◆ **What the task asks**: List all lines of the data containing the word "Accept".

#### Entries supplied ####

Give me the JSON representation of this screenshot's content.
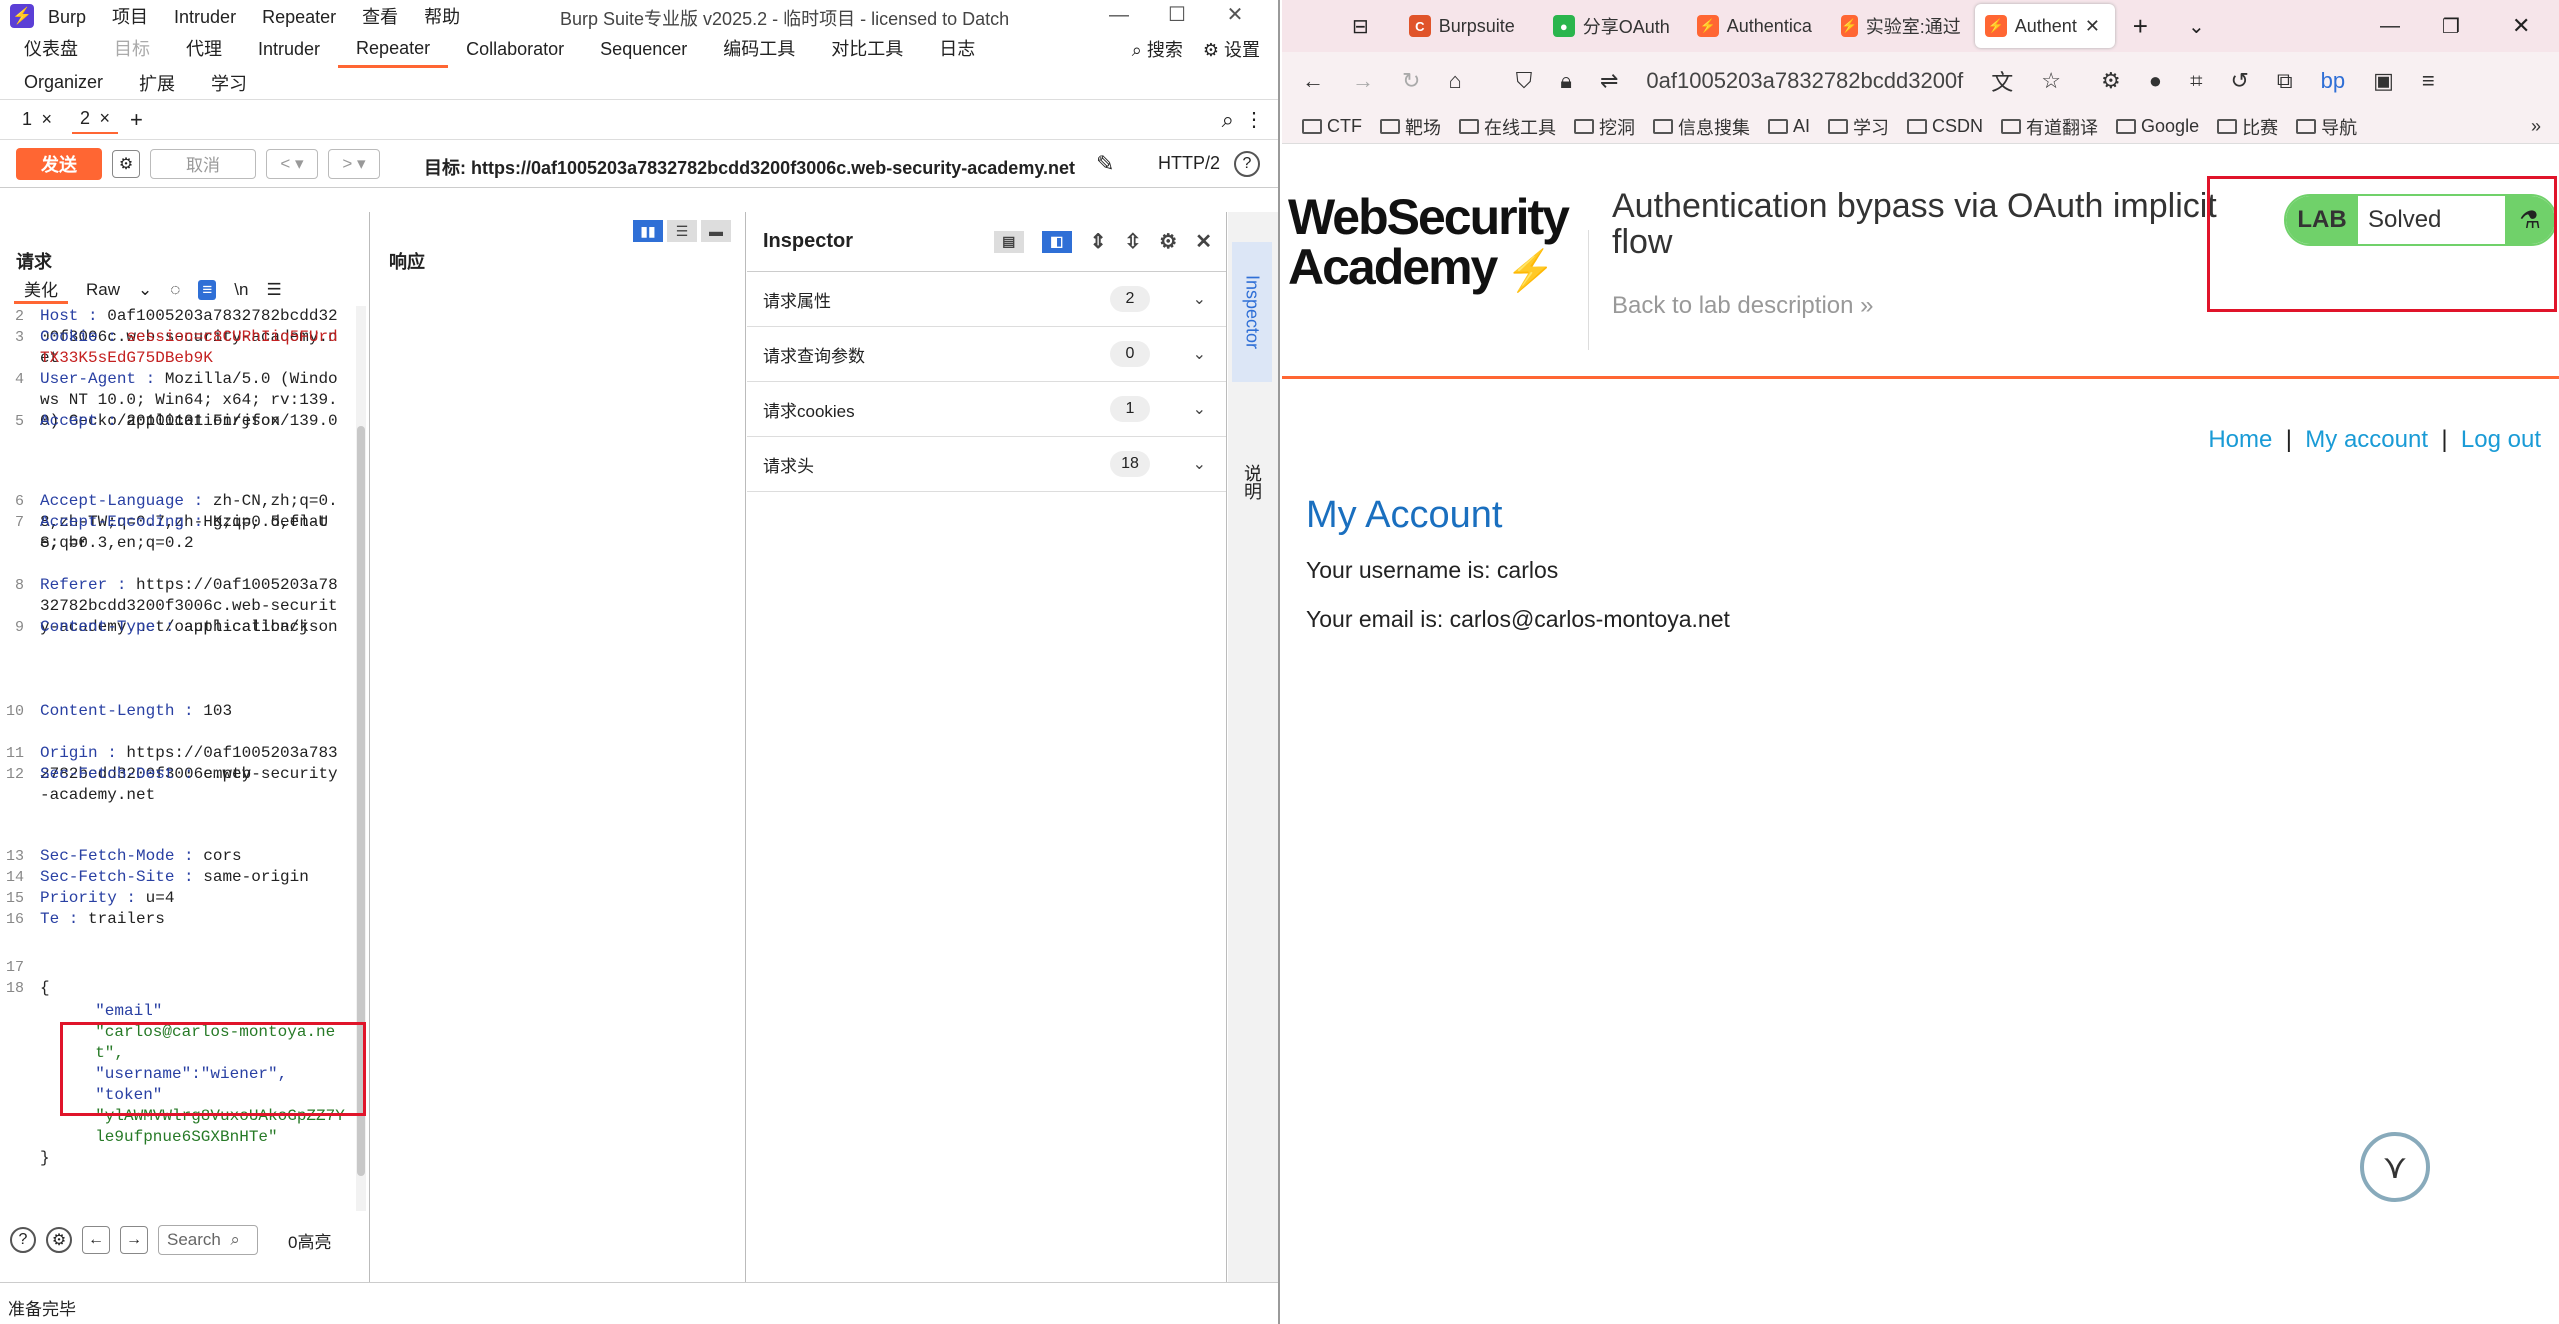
{
  "burp": {
    "menu": [
      "Burp",
      "项目",
      "Intruder",
      "Repeater",
      "查看",
      "帮助"
    ],
    "window_title": "Burp Suite专业版  v2025.2 - 临时项目 - licensed to Datch",
    "tabs_row1": [
      "仪表盘",
      "目标",
      "代理",
      "Intruder",
      "Repeater",
      "Collaborator",
      "Sequencer",
      "编码工具",
      "对比工具",
      "日志"
    ],
    "search": "搜索",
    "settings": "设置",
    "tabs_row2": [
      "Organizer",
      "扩展",
      "学习"
    ],
    "repeater_tabs": [
      "1",
      "2"
    ],
    "send": "发送",
    "cancel": "取消",
    "target": "目标: https://0af1005203a7832782bcdd3200f3006c.web-security-academy.net",
    "http": "HTTP/2",
    "request_title": "请求",
    "tab_pretty": "美化",
    "tab_raw": "Raw",
    "tab_newline": "\\n",
    "response_title": "响应",
    "request_lines": [
      {
        "n": "2",
        "k": "Host",
        "v": "0af1005203a7832782bcdd3200f3006c.web-security-academy.net"
      },
      {
        "n": "3",
        "k": "Cookie",
        "v": "session=c8CURhIiq5FUrdTX33K5sEdG75DBeb9K"
      },
      {
        "n": "4",
        "k": "User-Agent",
        "v": "Mozilla/5.0 (Windows NT 10.0; Win64; x64; rv:139.0) Gecko/20100101 Firefox/139.0"
      },
      {
        "n": "5",
        "k": "Accept",
        "v": "application/json"
      },
      {
        "n": "6",
        "k": "Accept-Language",
        "v": "zh-CN,zh;q=0.8,zh-TW;q=0.7,zh-HK;q=0.5,en-US;q=0.3,en;q=0.2"
      },
      {
        "n": "7",
        "k": "Accept-Encoding",
        "v": "gzip, deflate, br"
      },
      {
        "n": "8",
        "k": "Referer",
        "v": "https://0af1005203a7832782bcdd3200f3006c.web-security-academy.net/oauth-callback"
      },
      {
        "n": "9",
        "k": "Content-Type",
        "v": "application/json"
      },
      {
        "n": "10",
        "k": "Content-Length",
        "v": "103"
      },
      {
        "n": "11",
        "k": "Origin",
        "v": "https://0af1005203a7832782bcdd3200f3006c.web-security-academy.net"
      },
      {
        "n": "12",
        "k": "Sec-Fetch-Dest",
        "v": "empty"
      },
      {
        "n": "13",
        "k": "Sec-Fetch-Mode",
        "v": "cors"
      },
      {
        "n": "14",
        "k": "Sec-Fetch-Site",
        "v": "same-origin"
      },
      {
        "n": "15",
        "k": "Priority",
        "v": "u=4"
      },
      {
        "n": "16",
        "k": "Te",
        "v": "trailers"
      }
    ],
    "body": {
      "open": "{",
      "email_key": "\"email\"",
      "email_val": "\"carlos@carlos-montoya.net\",",
      "username": "\"username\":\"wiener\",",
      "token_key": "\"token\"",
      "token_val": "\"ylAWMVWlrg8VuxoUAkoGpZZ7Yle9ufpnue6SGXBnHTe\"",
      "close": "}",
      "n17": "17",
      "n18": "18"
    },
    "search_placeholder": "Search",
    "highlight": "0高亮",
    "inspector": {
      "title": "Inspector",
      "rows": [
        {
          "label": "请求属性",
          "count": "2"
        },
        {
          "label": "请求查询参数",
          "count": "0"
        },
        {
          "label": "请求cookies",
          "count": "1"
        },
        {
          "label": "请求头",
          "count": "18"
        }
      ]
    },
    "side_tabs": [
      "Inspector",
      "说明"
    ],
    "status": "准备完毕"
  },
  "firefox": {
    "tabs": [
      "Burpsuite",
      "分享OAuth",
      "Authentica",
      "实验室:通过",
      "Authent"
    ],
    "url": "0af1005203a7832782bcdd3200f",
    "bookmarks": [
      "CTF",
      "靶场",
      "在线工具",
      "挖洞",
      "信息搜集",
      "AI",
      "学习",
      "CSDN",
      "有道翻译",
      "Google",
      "比赛",
      "导航"
    ],
    "logo_line1": "WebSecurity",
    "logo_line2": "Academy",
    "lab_title": "Authentication bypass via OAuth implicit flow",
    "back_link": "Back to lab description",
    "lab_label": "LAB",
    "lab_status": "Solved",
    "nav": {
      "home": "Home",
      "account": "My account",
      "logout": "Log out",
      "sep": "|"
    },
    "heading": "My Account",
    "username_line": "Your username is: carlos",
    "email_line": "Your email is: carlos@carlos-montoya.net"
  },
  "colors": {
    "burp_accent": "#ff6633",
    "lab_green": "#70d16a",
    "link_blue": "#1a9bd6",
    "highlight_red": "#e0142a"
  }
}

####

◆ **Your response**:
        "k": "Accept",
        "k": "Accept-Language",
        "k": "Accept-Encoding",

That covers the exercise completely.